Other McDaniel supporters vented their frustration at Trump.
“I’m so disappointed in Trump,” wrote Tommy Raines of New Albany. “He just lost my support. If they try to impeach him, it’s gonna serve him right when Cindy votes yes. I’ve never been more broken hearted.”
Three people liked Raines’ comment. McDaniel was one of them.
In response to another supporter’s comment, McDaniel said he had been “attempting” to get in contact with Trump. “Half of his staff is the swamp,” McDaniel wrote. “He’s getting bad information.”
Espy Hits Trump on Trade
In contrast to Hyde-Smith and McDaniel, Espy has been willing to criticize Trump and his policies directly. In a press release Wednesday, Espy wrote that Trump’s tariffs on Chinese goods and the ensuing trade war between the two nations “is leading to a negative impact on economic growth and job creation” and hurting “Mississippi families that end up paying higher prices on everything from groceries to trucks.”
While McDaniel has avoided overt criticisms of Trump throughout his U.S. Senate campaign, he criticized him repeatedly in Facebook comments during the 2016 Republican Party primary, calling Trump a “liberal” for his positions on tariffs and accusing him of supporting “unconstitutional” bailouts.
An Aug. 13 internal poll by the Espy campaign found him leading both Hyde-Smith and McDaniel in potential two-candidate runoffs. In those scenarios, Espy led Hyde-Smith 41-38 and McDaniel 45-27.
Hyde-Smith is the first woman from Mississippi to become a U.S. senator. Previously, she served as co-chair for the Agriculture Policy Advisory Council under Trump.
All three candidates will face off in Mississippi's special election for U.S. Senate on Nov. 6, 2018—the same day as the national midterm elections. If no candidate wins more than 50 percent of the vote, a runoff will follow. Polls are open from 7 a.m. to 7 p.m. in Mississippi.

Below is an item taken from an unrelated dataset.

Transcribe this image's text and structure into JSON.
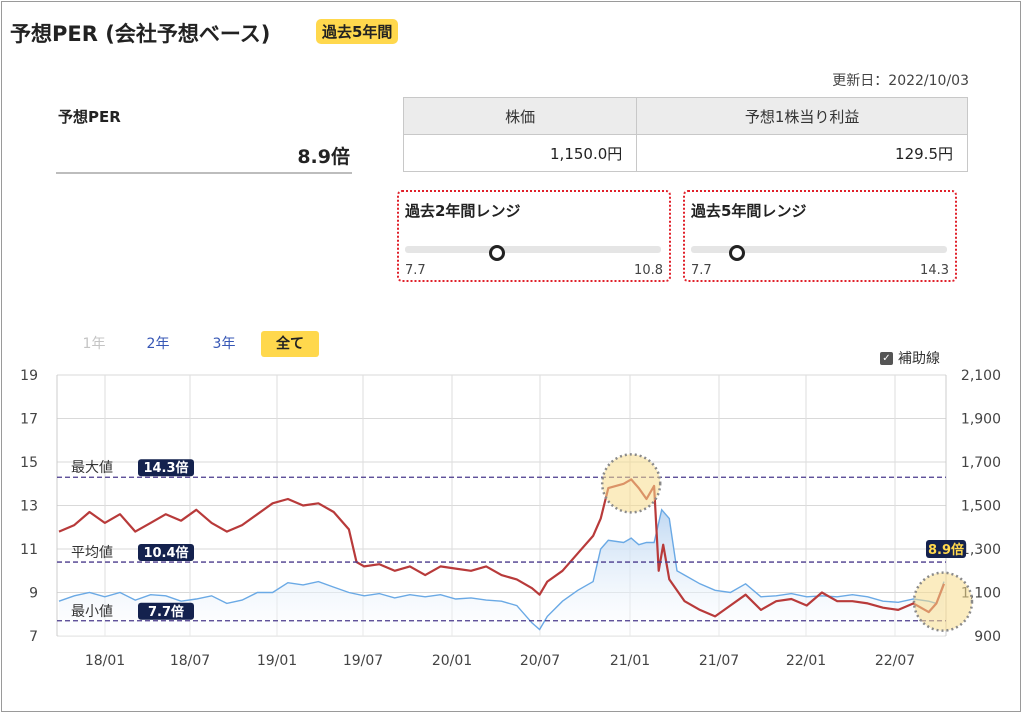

Ashton Pittman covers politics and elections for the Jackson Free Press. Follow him on Twitter @ashtonpittman. Email him story tips to firstname.lastname@example.org. Read more election coverage at jfp.ms/2018elections